--- Exercise inputs ---
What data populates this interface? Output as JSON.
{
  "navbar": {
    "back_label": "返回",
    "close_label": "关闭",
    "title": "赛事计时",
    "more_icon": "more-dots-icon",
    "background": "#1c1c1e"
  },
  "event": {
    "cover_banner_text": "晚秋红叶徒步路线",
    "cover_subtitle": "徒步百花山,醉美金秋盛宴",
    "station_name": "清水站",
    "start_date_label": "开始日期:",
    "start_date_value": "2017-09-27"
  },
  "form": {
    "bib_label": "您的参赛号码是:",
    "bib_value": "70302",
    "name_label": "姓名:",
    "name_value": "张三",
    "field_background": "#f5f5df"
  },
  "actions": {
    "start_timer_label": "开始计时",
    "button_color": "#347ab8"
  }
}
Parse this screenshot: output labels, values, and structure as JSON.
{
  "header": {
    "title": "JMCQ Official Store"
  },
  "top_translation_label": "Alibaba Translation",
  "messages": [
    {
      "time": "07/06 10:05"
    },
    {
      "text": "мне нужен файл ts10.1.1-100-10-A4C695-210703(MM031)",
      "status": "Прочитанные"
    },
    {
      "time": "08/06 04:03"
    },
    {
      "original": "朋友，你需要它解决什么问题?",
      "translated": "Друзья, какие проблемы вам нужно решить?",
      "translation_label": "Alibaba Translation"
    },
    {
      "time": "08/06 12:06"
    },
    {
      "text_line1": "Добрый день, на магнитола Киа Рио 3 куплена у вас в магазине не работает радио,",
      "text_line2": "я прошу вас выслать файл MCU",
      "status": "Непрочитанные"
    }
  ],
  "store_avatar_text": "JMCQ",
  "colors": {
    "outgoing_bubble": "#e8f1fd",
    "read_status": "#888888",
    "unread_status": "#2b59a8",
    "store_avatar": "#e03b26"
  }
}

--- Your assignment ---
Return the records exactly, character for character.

--- Solution to this exercise ---
What data populates this interface? Output as JSON.
{
  "navbar": {
    "back_label": "返回",
    "close_label": "关闭",
    "title": "赛事计时",
    "more_icon": "more-dots-icon",
    "background": "#1c1c1e"
  },
  "event": {
    "cover_banner_text": "晚秋红叶徒步路线",
    "cover_subtitle": "徒步百花山,醉美金秋盛宴",
    "station_name": "清水站",
    "start_date_label": "开始日期:",
    "start_date_value": "2017-09-27"
  },
  "form": {
    "bib_label": "您的参赛号码是:",
    "bib_value": "70302",
    "name_label": "姓名:",
    "name_value": "张三",
    "field_background": "#f5f5df"
  },
  "actions": {
    "start_timer_label": "开始计时",
    "button_color": "#347ab8"
  }
}
Parse this screenshot: output labels, values, and structure as JSON.
{
  "header": {
    "title": "JMCQ Official Store"
  },
  "top_translation_label": "Alibaba Translation",
  "messages": [
    {
      "time": "07/06 10:05"
    },
    {
      "text": "мне нужен файл ts10.1.1-100-10-A4C695-210703(MM031)",
      "status": "Прочитанные"
    },
    {
      "time": "08/06 04:03"
    },
    {
      "original": "朋友，你需要它解决什么问题?",
      "translated": "Друзья, какие проблемы вам нужно решить?",
      "translation_label": "Alibaba Translation"
    },
    {
      "time": "08/06 12:06"
    },
    {
      "text_line1": "Добрый день, на магнитола Киа Рио 3 куплена у вас в магазине не работает радио,",
      "text_line2": "я прошу вас выслать файл MCU",
      "status": "Непрочитанные"
    }
  ],
  "store_avatar_text": "JMCQ",
  "colors": {
    "outgoing_bubble": "#e8f1fd",
    "read_status": "#888888",
    "unread_status": "#2b59a8",
    "store_avatar": "#e03b26"
  }
}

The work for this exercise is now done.